google seo antitrust search
Google wants to improve its search ranking in Google IBTimes UK

What happens when you google Google? The answer to this meta query is something that the search engine giant is now trying to solve.

In a bizarre move that could be something out of a Paul Auster novel, Google has posted a job advert for a search engine optimisation (SEO) manager to improve its rankings within its own search engine.

First spotted by Search Engine Land, the job listing for a Program Manager, Search Engine Optimisation was posted on Google's careers portal on Wednesday 15 July.

"As a Program Manager for Technical SEO, you will work with cross-functional teams across marketing, sales, product development, engineering and more to help drive organic traffic and business growth," the listing states.

"You will take part in website development and optimisation, help shape blog and social strategy, improve website code hygiene and define web architecture for international websites."

The reason behind the need to "drive organic traffic" comes after charges were brought against Google by the European Commission earlier this year.

According to the EU's competition authority, Google is responsible for what regulators called the "systematic favouring of its own products in its search results pages".

The Statement of Objections published in April is the latest in an antitrust investigation into Google's practices that has been ongoing since 2010.

The formal charges lay out the EU's issues with how Google allegedly promotes its own services over rivals'. The authority's preliminary conclusions are [emphasis the EU's]:

Google has sought to reassure its employees over the investigation, which could see Google fined up to $6.4bn (£4bn, €5.87bn).

In a memo to employees, Google stated: "We have a very strong case, with especially good arguments when it comes to better services for users and increased competition.

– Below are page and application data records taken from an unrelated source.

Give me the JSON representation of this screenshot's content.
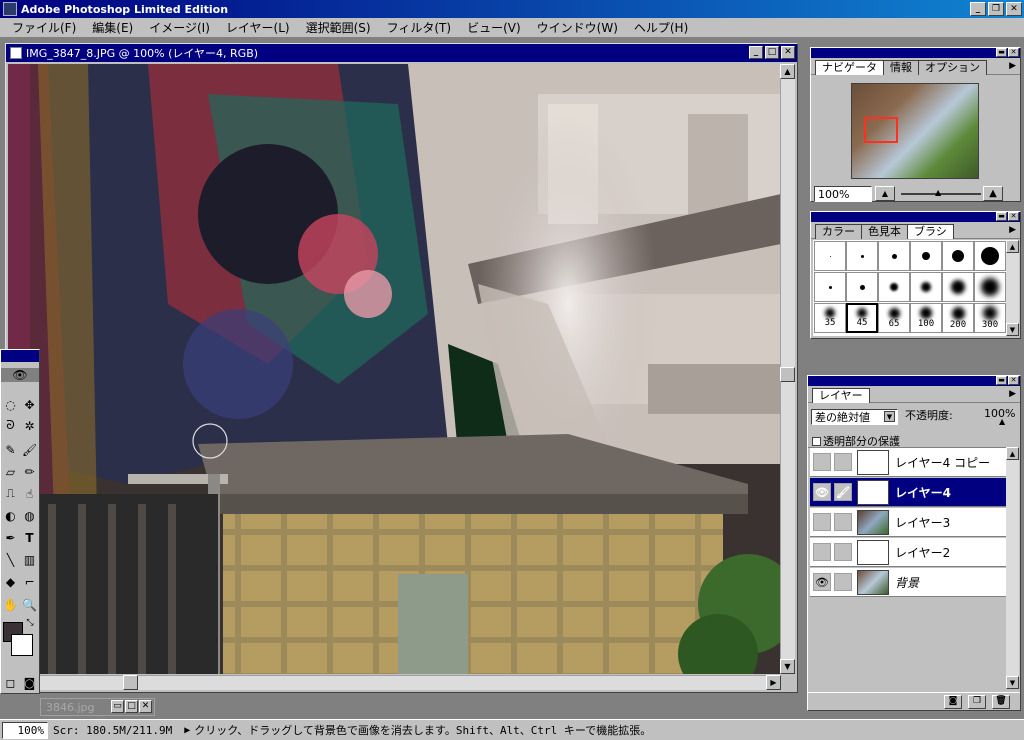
{
  "app": {
    "title": "Adobe Photoshop Limited Edition"
  },
  "menu": [
    "ファイル(F)",
    "編集(E)",
    "イメージ(I)",
    "レイヤー(L)",
    "選択範囲(S)",
    "フィルタ(T)",
    "ビュー(V)",
    "ウインドウ(W)",
    "ヘルプ(H)"
  ],
  "document": {
    "title": "IMG_3847_8.JPG @ 100% (レイヤー4, RGB)"
  },
  "navigator": {
    "tabs": [
      "ナビゲータ",
      "情報",
      "オプション"
    ],
    "zoom": "100%"
  },
  "brushes": {
    "tabs": [
      "カラー",
      "色見本",
      "ブラシ"
    ],
    "sizes": [
      "35",
      "45",
      "65",
      "100",
      "200",
      "300"
    ]
  },
  "layers": {
    "tab": "レイヤー",
    "blend_mode": "差の絶対値",
    "opacity_label": "不透明度:",
    "opacity_value": "100%",
    "preserve_label": "透明部分の保護",
    "items": [
      "レイヤー4 コピー",
      "レイヤー4",
      "レイヤー3",
      "レイヤー2",
      "背景"
    ]
  },
  "taskbar": {
    "minimized_doc": "3846.jpg"
  },
  "status": {
    "zoom": "100%",
    "scratch": "Scr: 180.5M/211.9M",
    "hint": "クリック、ドラッグして背景色で画像を消去します。Shift、Alt、Ctrl キーで機能拡張。"
  },
  "colors": {
    "title_bar": "#000080",
    "chrome": "#c0c0c0",
    "foreground": "#3a3038",
    "background": "#ffffff"
  },
  "icons": [
    "photoshop-app-icon",
    "minimize-icon",
    "restore-icon",
    "close-icon",
    "eye-icon",
    "brush-icon",
    "trash-icon",
    "new-layer-icon",
    "layer-mask-icon"
  ]
}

"A Statement of Objection [SO] is not a final finding. It's a document in which the Commission staff sets out its preliminary arguments so that the company in question can respond. Expect some of the criticism to be tough. But remember, it's also an opportunity for Google to tell our side of the story. The back-and-forth over an SO can take some time, even a year or two, and in a number of cases has resulted in the Commission modifying their claims or settling the case. If the two sides cannot settle their differences, the Commission issues an infringement decision, which can be appealed in court."